Rule 8: Know Your Grant Administrator at the Institution Funding Your Grant

At the end of the day, this person is your best advocate. How well you understand each other can make a difference. Many grant administrators have some measure (limited to complete) discretionary control over what they fund. The more they know and understand you and your work, the better your chances of success. Do not rely just on E-mail to get to know the grant administrator. Do not be intimidated. Talk to them on the telephone and at meetings where possible—they want to help.

Rule 9: Become a Grant Reviewer Early in Your Career

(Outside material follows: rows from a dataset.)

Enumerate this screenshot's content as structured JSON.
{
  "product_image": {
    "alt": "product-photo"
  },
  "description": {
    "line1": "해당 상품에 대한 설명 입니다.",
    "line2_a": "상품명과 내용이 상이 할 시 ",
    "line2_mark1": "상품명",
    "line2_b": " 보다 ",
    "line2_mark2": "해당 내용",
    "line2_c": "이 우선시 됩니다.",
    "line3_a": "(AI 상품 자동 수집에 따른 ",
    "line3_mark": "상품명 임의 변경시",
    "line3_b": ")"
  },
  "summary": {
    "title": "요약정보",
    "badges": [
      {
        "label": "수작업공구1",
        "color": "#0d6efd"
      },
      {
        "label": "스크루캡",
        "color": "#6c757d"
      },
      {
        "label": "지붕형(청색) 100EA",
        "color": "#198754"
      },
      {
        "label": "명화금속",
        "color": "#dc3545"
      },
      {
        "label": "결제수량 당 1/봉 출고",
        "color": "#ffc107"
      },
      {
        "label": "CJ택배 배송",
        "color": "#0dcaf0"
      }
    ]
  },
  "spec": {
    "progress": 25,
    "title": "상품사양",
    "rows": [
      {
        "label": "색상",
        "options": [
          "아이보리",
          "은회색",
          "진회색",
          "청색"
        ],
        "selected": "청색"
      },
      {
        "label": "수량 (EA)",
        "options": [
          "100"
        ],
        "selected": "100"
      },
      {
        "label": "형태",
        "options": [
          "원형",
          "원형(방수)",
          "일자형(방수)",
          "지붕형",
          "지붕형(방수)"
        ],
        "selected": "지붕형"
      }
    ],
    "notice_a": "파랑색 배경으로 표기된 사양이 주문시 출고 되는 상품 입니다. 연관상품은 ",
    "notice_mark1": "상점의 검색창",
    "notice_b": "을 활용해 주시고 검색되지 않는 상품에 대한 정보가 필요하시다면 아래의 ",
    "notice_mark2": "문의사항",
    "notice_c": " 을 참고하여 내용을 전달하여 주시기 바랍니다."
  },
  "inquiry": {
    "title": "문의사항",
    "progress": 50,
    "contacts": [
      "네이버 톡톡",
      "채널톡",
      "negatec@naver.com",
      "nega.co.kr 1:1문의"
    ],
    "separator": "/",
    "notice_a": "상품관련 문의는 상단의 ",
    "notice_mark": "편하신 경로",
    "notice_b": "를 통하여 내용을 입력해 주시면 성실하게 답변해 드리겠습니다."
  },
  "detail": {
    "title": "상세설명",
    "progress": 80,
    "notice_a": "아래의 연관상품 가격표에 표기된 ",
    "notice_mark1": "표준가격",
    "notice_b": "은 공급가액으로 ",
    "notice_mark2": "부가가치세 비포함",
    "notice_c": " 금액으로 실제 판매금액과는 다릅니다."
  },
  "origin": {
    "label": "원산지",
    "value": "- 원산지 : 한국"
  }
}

Being on review panels will help you write better grants. Understanding why grants get triaged before complete review, how a panel reacts to a grant, what the discretionary role of program officers is, and what the role of oversight councils is provide valuable lessons for writing successful grants of your own and for giving others advice about this process.

Rule 10: Accept Rejection and Deal with It Appropriately

Rejection is inevitable, even for very good grants when funding levels are low. Learn to live with rejection and to respond appropriately. Do not be defensive; address each criticism head on and respond with facts and not emotional arguments. When resubmission is necessary, make it very clear to the reviewer that you understand what was wrong the first time. Indicate precisely how you have fixed the problems. In the resubmitted application, never argue with the validity of the prior review. If the grant was close to being funded the first time around, remind the reviewers of that fact by including the previous score if appropriate, and make it crystal clear why this version is much improved.

There are no previously unrevealed secrets to grant writing presented here. Rather, it is a concise picture intended to help our early career readers take the next step. If you feel like you need more detail, take a look at Kraicer's article [2]. Good luck on getting those grants.


  1. 1. Bourne PE (2005) Ten simple rules for getting published. PLoS Comput Biol 1: e57.. DOI:
  2. 2. Kraicer J (1997) The art of grantmanship. Strasbourg: Human Frontier Science Program. Available: Accessed 19 January 2006.